Connie Brown became the 10th NABF President last year, making her the first woman to ever hold the position in the 108-year history of the NABF. Brown has decades of experience in baseball which began in the late 1990s with the founding of the American Legion team in 1997 and then a year later with the NABF Regional in Columbus. This would not have been possible without being exposed to baseball at a young age as her father was an umpire, and he took an 8-year-old Connie to her first Chicago Cubs game against the Cincinnati Reds, becoming a Cubs fan because of it. Also, her husband Frosty Brown has coached baseball for 50 years, and she has 3 children, 6 grandchildren, a great-grandson, and a great-granddaughter, who are involved in baseball one way or another. So, baseball is strong with Connie and her family.
Connie organizes fundraising events for the teams all year long which started in 1997 with four NABF Regionals. In 1998, she ran a Regional for Charlie Blackburn and the Senior Division Regional both held in Troy, OH, and that’s how she got into the NABF. One year later, Connie was named the 1999 Women of the Year for her contributions to the NABF. In 2012, she was put on the Board of Directors of the NABF and named Senior Division Director in 2013, which the latter she still manages. Two years later, Connie was named 3rd Vice President and now is the NABF President that she’ll serve until the end of 2022. Regarding the future of the NABF, Connie discussed plans for the oldest amateur baseball federation in the country.
She would like to see the NABF become more digital, which the BaseballBluebook App – the baseball directory for players, coaches, and includes rosters – will make a huge difference, and the easier it is, the more teams will be there to compete with less time spent checking in as it’s all in one place.
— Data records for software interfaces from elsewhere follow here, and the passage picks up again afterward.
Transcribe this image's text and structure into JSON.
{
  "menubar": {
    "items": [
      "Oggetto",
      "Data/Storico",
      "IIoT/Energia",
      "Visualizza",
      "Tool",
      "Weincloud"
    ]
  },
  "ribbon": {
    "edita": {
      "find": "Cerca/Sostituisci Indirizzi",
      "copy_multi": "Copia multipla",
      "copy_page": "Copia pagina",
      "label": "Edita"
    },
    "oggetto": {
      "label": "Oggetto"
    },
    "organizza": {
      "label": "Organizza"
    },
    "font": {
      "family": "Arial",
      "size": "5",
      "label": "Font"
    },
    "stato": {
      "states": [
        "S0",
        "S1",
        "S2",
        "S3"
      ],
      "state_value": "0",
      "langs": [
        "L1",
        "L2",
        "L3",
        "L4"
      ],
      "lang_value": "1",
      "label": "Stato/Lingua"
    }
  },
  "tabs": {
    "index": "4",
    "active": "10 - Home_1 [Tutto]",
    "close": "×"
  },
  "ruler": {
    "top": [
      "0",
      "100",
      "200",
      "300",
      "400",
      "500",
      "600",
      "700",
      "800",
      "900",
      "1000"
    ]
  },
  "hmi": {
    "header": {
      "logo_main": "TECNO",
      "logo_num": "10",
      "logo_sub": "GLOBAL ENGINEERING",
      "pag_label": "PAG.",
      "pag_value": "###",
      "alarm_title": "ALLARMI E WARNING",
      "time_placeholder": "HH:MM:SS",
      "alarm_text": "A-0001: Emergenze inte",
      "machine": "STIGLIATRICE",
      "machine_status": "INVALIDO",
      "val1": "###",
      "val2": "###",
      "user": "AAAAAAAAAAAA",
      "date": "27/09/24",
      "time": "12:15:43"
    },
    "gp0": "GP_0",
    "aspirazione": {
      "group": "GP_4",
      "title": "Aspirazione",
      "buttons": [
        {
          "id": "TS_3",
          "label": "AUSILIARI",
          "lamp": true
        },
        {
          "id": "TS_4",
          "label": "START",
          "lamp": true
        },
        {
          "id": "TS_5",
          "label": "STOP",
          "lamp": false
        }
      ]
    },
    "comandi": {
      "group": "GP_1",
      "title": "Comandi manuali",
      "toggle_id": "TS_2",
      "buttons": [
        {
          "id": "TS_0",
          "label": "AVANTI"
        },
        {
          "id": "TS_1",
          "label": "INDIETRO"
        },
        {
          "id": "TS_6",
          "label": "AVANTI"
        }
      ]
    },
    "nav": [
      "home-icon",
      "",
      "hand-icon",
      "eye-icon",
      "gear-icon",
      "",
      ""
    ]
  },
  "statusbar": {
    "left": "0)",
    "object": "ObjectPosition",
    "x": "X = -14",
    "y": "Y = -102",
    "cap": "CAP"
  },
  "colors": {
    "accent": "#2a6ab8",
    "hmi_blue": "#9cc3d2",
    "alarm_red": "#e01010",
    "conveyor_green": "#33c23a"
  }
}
Connie is excited for the NABF College World Series that’s being held at Sports Force Parks in Sandusky, OH, from July 28-31st as Cedar Point is right there, and she hopes it increases the chances of bringing in more Midwest teams to compete in the tournament.